A new directive from the California Department of Public Health leaves only fading hope for the playing of most high school sports during the 2020-21 school year, especially those scheduled for Season 1. Athletes, coaches, parents and administrators waited more than four months for the update on youth sports, and the news wasn’t good.
The directive, released on Monday, delays sports competitions between teams until at least Jan. 25. When the California Interscholastic Sports Federation — the governing body for prep athletics in the state — announced a revised schedule on July 20, fall sports were scheduled to begin as early as Dec. 19. Two weeks ago, the schedule was pushed back to Jan. 1. The return-to-competition date will be reassessed by Jan. 4.
In the meantime, teams are forbidden to participate in tournaments held outside of California, as had been common during the pandemic.
“It’s not surprising at all,” said Brian James, Burbank High School assistant principal of activities and athletics. “We talked about the surge happening after Thanksgiving and that is now the case, and now we have a major holiday coming through. We will just have to see what happens.”
Sports will be allowed based on a chart that follows California’s color-tiered metric on test positivity and adjusted case rates for COVID-19. The purple tier, indicating a “widespread” infection rate in a given area, means there are more than seven daily cases per 100,000 population. The red tier, indicating a “substantial” infection rate, means there are between four and seven daily cases per 100,000 population. The orange tier, indicating a “moderate” infection rate, means there are between one and 3.9 daily cases per 100,000 population. The yellow tier, indicating a “minimal” infection rate, is reached when there is less than one daily case per 100,000 population. According to data released by the Los Angeles County Department of Public Health on Tuesday, the county had an infection rate of 26.9 positive cases per 100,000.
To begin the playing of football games, for example, which had been scheduled to start in early January, a county would need to be in the moderate, or orange, tier.
“Some of my coaches are not happy with the tiered level of participation,” James said. “That is going to be extremely difficult for football based on the timeline of vaccinations.”

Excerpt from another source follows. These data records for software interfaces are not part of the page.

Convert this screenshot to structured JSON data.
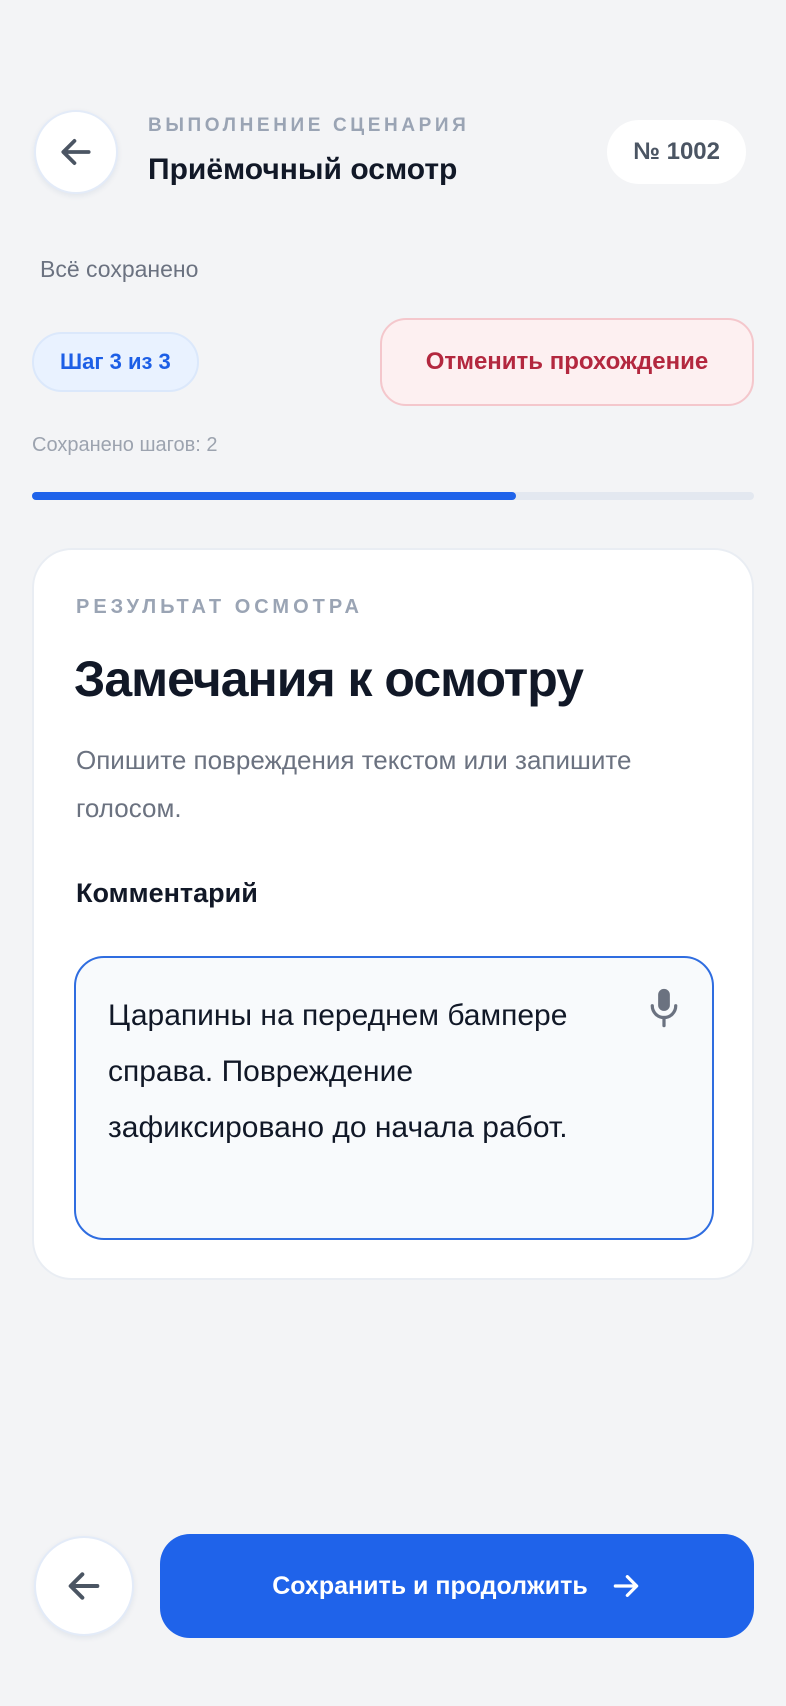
{
  "header": {
    "eyebrow": "ВЫПОЛНЕНИЕ СЦЕНАРИЯ",
    "title": "Приёмочный осмотр",
    "number": "№ 1002"
  },
  "status": {
    "saved_text": "Всё сохранено",
    "step_label": "Шаг 3 из 3",
    "cancel_label": "Отменить прохождение",
    "saved_steps_text": "Сохранено шагов: 2",
    "progress_fraction": 0.67
  },
  "card": {
    "eyebrow": "РЕЗУЛЬТАТ ОСМОТРА",
    "title": "Замечания к осмотру",
    "description": "Опишите повреждения текстом или запишите голосом.",
    "field_label": "Комментарий",
    "comment_value": "Царапины на переднем бампере справа. Повреждение зафиксировано до начала работ."
  },
  "footer": {
    "primary_label": "Сохранить и продолжить"
  },
  "icons": {
    "back": "arrow-left-icon",
    "mic": "microphone-icon",
    "forward": "arrow-right-icon"
  },
  "colors": {
    "accent": "#1f63ea",
    "danger": "#b3283f",
    "background": "#f3f4f6"
  }
}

There is positive news, as outdoor sports such as tennis, golf, cross country, and track and field can be held if a county is in the purple tier. Sports allowed to be played in the red tier include baseball, field hockey and girls’ lacrosse. A county must be in the orange tier in order to begin competitions in football, badminton, gymnastics, boys’ lacrosse, soccer, volleyball and water polo. When and if the yellow tier is achieved, competitions will be expanded to include basketball, cheerleading and wrestling.
“We requested that all sports be conducted in the red tier and were hopeful that we would be allowed to proceed accordingly,” said Wigod in a press release that was distributed on Wednesday morning. “While that is not the case today, I want to assure you that the dialogue will continue between the CIF and the California Department of Public Health to try to advocate for the return of education-based athletics as soon as that can happen in a healthy and safe way.”

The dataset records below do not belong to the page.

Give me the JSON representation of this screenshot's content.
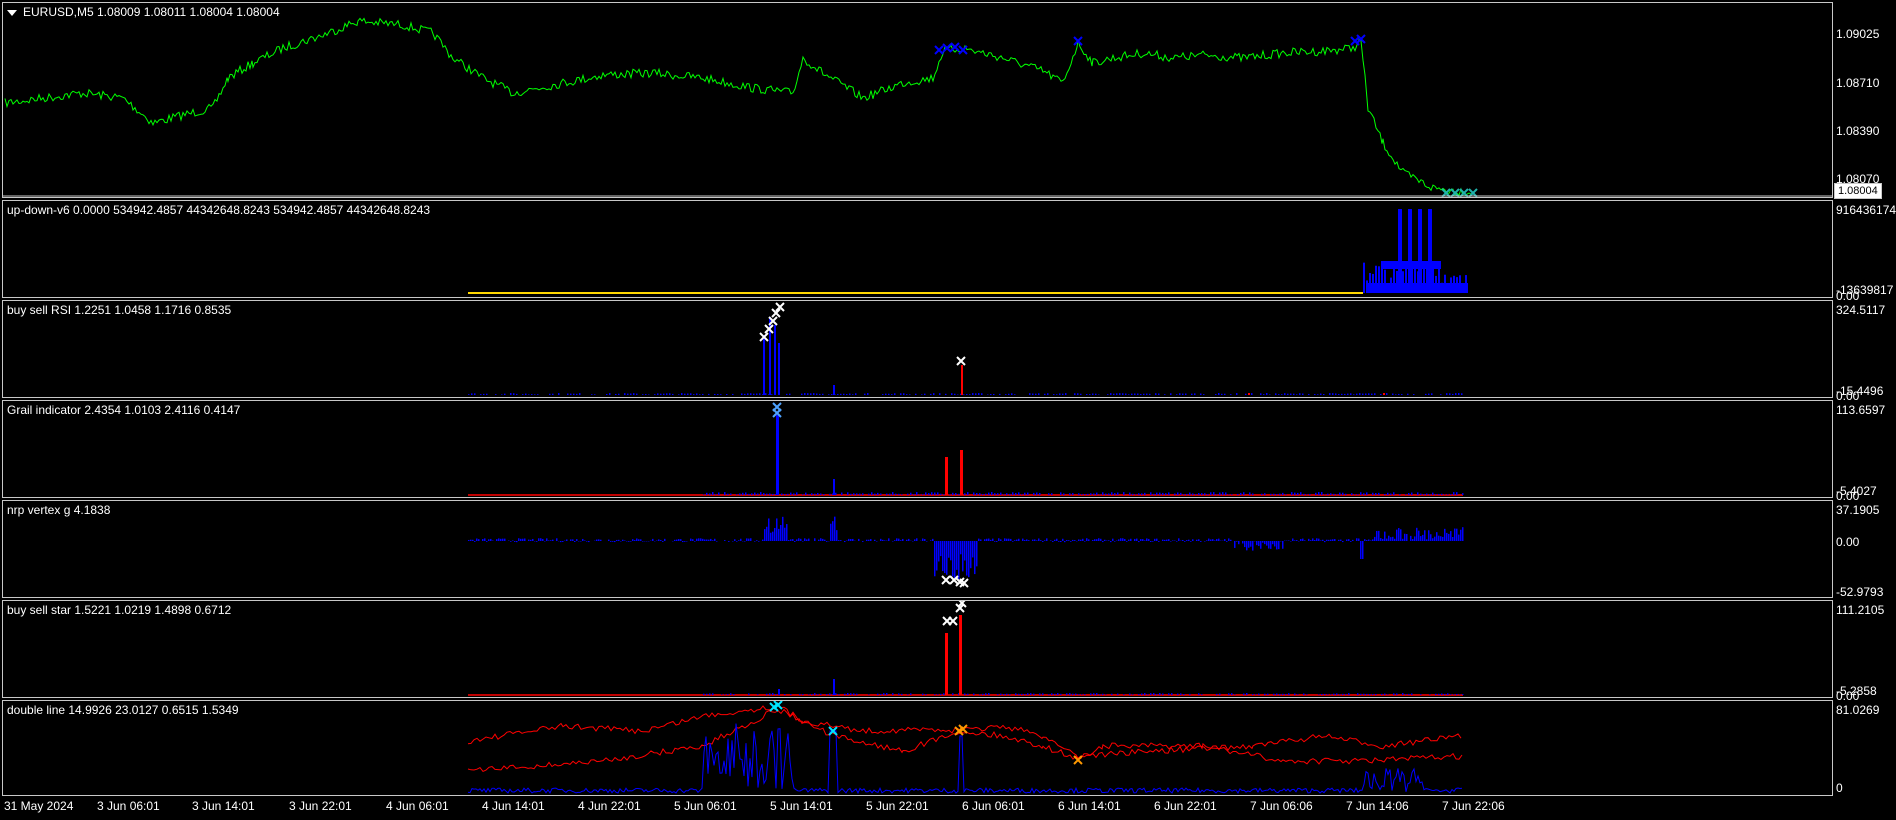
{
  "main": {
    "title": "EURUSD,M5  1.08009 1.08011 1.08004 1.08004",
    "current_price": "1.08004",
    "ticks": [
      "1.09025",
      "1.08710",
      "1.08390",
      "1.08070"
    ],
    "line_color": "#00ff00",
    "marker_color": "#0000ff"
  },
  "panes": [
    {
      "title": "up-down-v6 0.0000 534942.4857 44342648.8243 534942.4857 44342648.8243",
      "ticks": [
        "916436174",
        "-13639817",
        "0.00"
      ],
      "colors": [
        "#ffd700",
        "#0000ff"
      ]
    },
    {
      "title": "buy sell RSI 1.2251 1.0458 1.1716 0.8535",
      "ticks": [
        "324.5117",
        "-15.4496",
        "0.00"
      ],
      "colors": [
        "#0000ff",
        "#ff0000"
      ]
    },
    {
      "title": "Grail indicator 2.4354 1.0103 2.4116 0.4147",
      "ticks": [
        "113.6597",
        "-5.4027",
        "0.00"
      ],
      "colors": [
        "#0000ff",
        "#ff0000"
      ]
    },
    {
      "title": "nrp vertex g 4.1838",
      "ticks": [
        "37.1905",
        "0.00",
        "-52.9793"
      ],
      "colors": [
        "#0000ff"
      ]
    },
    {
      "title": "buy sell star 1.5221 1.0219 1.4898 0.6712",
      "ticks": [
        "111.2105",
        "-5.2858",
        "0.00"
      ],
      "colors": [
        "#ff0000",
        "#0000ff"
      ]
    },
    {
      "title": "double line 14.9926 23.0127 0.6515 1.5349",
      "ticks": [
        "81.0269",
        "0"
      ],
      "colors": [
        "#ff0000",
        "#0000ff"
      ]
    }
  ],
  "time_axis": {
    "labels": [
      "31 May 2024",
      "3 Jun 06:01",
      "3 Jun 14:01",
      "3 Jun 22:01",
      "4 Jun 06:01",
      "4 Jun 14:01",
      "4 Jun 22:01",
      "5 Jun 06:01",
      "5 Jun 14:01",
      "5 Jun 22:01",
      "6 Jun 06:01",
      "6 Jun 14:01",
      "6 Jun 22:01",
      "7 Jun 06:06",
      "7 Jun 14:06",
      "7 Jun 22:06"
    ]
  }
}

The Burbank Unified School District closed its doors in March and halted all extracurricular activities to prevent the spread of COVID-19. With permission from the county, the BUSD opened its facilities in early November to allow student-athletes and coaches back on campus for conditioning and light workouts. However, the district shut down all athletic activities on Nov. 30 due to concerns over the alarming surge of coronavirus cases in L.A. County.
Steven Hubbell, John Burroughs High School assistant principal of activities and athletics, remains hopeful but awaits an update from the county, which could be more restrictive than the state’s guidelines and protocols.

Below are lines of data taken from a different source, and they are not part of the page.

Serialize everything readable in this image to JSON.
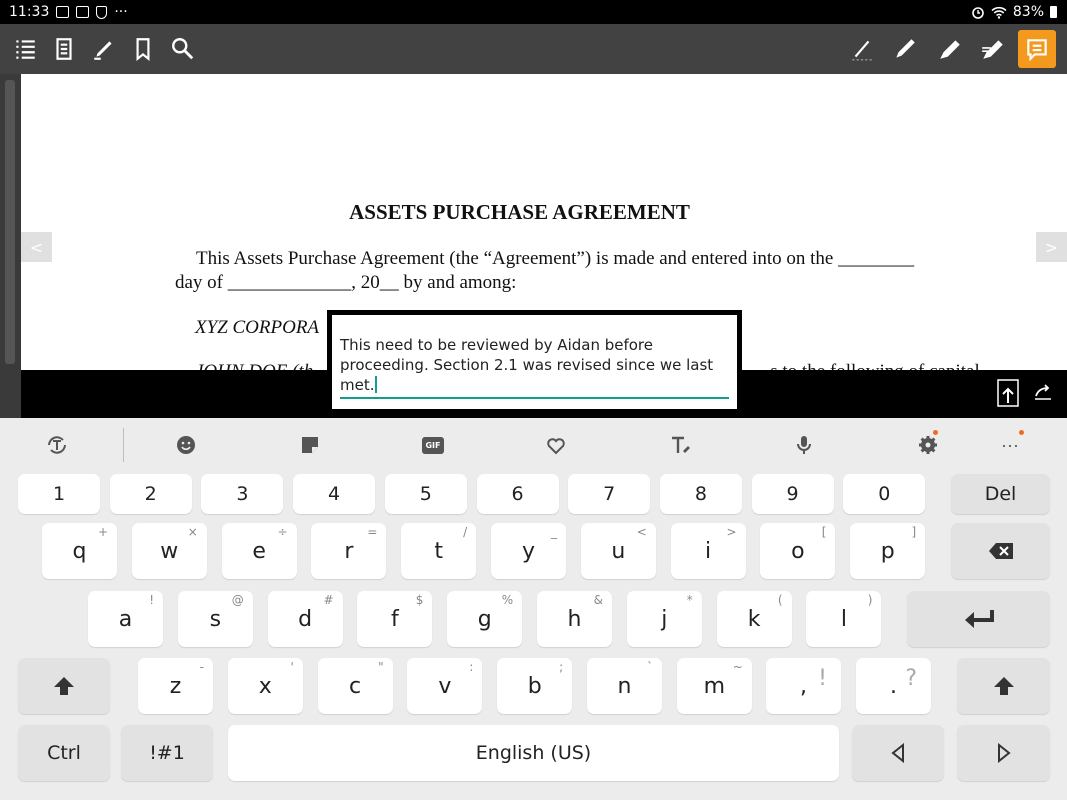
{
  "status_bar": {
    "time": "11:33",
    "more": "···",
    "battery": "83%"
  },
  "toolbar": {
    "left_icons": [
      "list-icon",
      "pages-icon",
      "highlighter-icon",
      "bookmark-icon",
      "search-icon"
    ],
    "right_icons": [
      "pen-thin-icon",
      "pen-icon",
      "marker-icon",
      "highlighter-pen-icon",
      "note-icon"
    ],
    "accent": "#f39a1e"
  },
  "document": {
    "prev": "<",
    "next": ">",
    "title": "ASSETS PURCHASE AGREEMENT",
    "line1": "This Assets Purchase Agreement (the “Agreement”) is made and entered into on the ________",
    "line2": "day of _____________, 20__ by and among:",
    "line3": "XYZ CORPORA",
    "line4_left": "JOHN DOE (th",
    "line4_right": "...s to the following of capital"
  },
  "note": {
    "text": "This need to be reviewed by Aidan before proceeding. Section 2.1 was revised since we last met.",
    "accent": "#139e8a"
  },
  "keyboard": {
    "toolbar": [
      "text-mode-icon",
      "emoji-icon",
      "sticker-icon",
      "gif-icon",
      "heart-icon",
      "text-style-icon",
      "mic-icon",
      "settings-icon",
      "more-icon"
    ],
    "gif_label": "GIF",
    "more_label": "···",
    "row_num": [
      "1",
      "2",
      "3",
      "4",
      "5",
      "6",
      "7",
      "8",
      "9",
      "0"
    ],
    "del": "Del",
    "row_q": [
      {
        "k": "q",
        "h": "+"
      },
      {
        "k": "w",
        "h": "×"
      },
      {
        "k": "e",
        "h": "÷"
      },
      {
        "k": "r",
        "h": "="
      },
      {
        "k": "t",
        "h": "/"
      },
      {
        "k": "y",
        "h": "_"
      },
      {
        "k": "u",
        "h": "<"
      },
      {
        "k": "i",
        "h": ">"
      },
      {
        "k": "o",
        "h": "["
      },
      {
        "k": "p",
        "h": "]"
      }
    ],
    "row_a": [
      {
        "k": "a",
        "h": "!"
      },
      {
        "k": "s",
        "h": "@"
      },
      {
        "k": "d",
        "h": "#"
      },
      {
        "k": "f",
        "h": "$"
      },
      {
        "k": "g",
        "h": "%"
      },
      {
        "k": "h",
        "h": "&"
      },
      {
        "k": "j",
        "h": "*"
      },
      {
        "k": "k",
        "h": "("
      },
      {
        "k": "l",
        "h": ")"
      }
    ],
    "row_z": [
      {
        "k": "z",
        "h": "-"
      },
      {
        "k": "x",
        "h": "'"
      },
      {
        "k": "c",
        "h": "\""
      },
      {
        "k": "v",
        "h": ":"
      },
      {
        "k": "b",
        "h": ";"
      },
      {
        "k": "n",
        "h": "`"
      },
      {
        "k": "m",
        "h": "~"
      }
    ],
    "comma": ",",
    "comma_alt": "!",
    "period": ".",
    "period_alt": "?",
    "ctrl": "Ctrl",
    "symbols": "!#1",
    "space": "English (US)"
  }
}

“There are many sports in the yellow and orange tiers, but we’ve never been in the yellow or orange. We, as L.A. County, have been in the purple tier the entire time. I don’t see superintendents even considering [playing athletics] at this point.”
Hubbell also expressed concern over the possible delay of seasons, which would be a logistical nightmare for administrators planning practices and games.
“We are going to have so many sports overlapping that they won’t even have enough time to practice,” he said.
School officials urged the Burbank community to do their part in helping student-athletes get back on the field sooner by adhering to the public health department’s recommendations.
“That’s what we’ve been saying from the start, and people are recognizing that messaging from before about keeping the numbers down,” James said. “We are getting far less pushback now from families seeing this incredible surge. Even with those with less concern before, I’m seeing greater acceptance of the decisions from the district and the county.”
On July 20, the CIF announced its updated schedule for the 2020-21 school year that retained all previous sports but employs a two-season format. The CIF’s new calendar postponed the beginning of the traditional fall season — Season 1 — with several sports being shuffled between seasons. Winter sports, such as basketball, were woven into spring sports, with regional or state playoffs ending June 19 and those offerings are now designated as Season 2.
“There is no doubt that we have significant challenges ahead of us,” Wigod concluded. “We must try to overcome those challenges with every effort we can make in support of our student-athletes. It is too important to them for us to not do everything we can do on their behalf to keep their dreams alive. Now is not the time to lose hope and I know I can count on you to continue to fight for what we all believe in.”
— Oscar Areliz contributed to this report.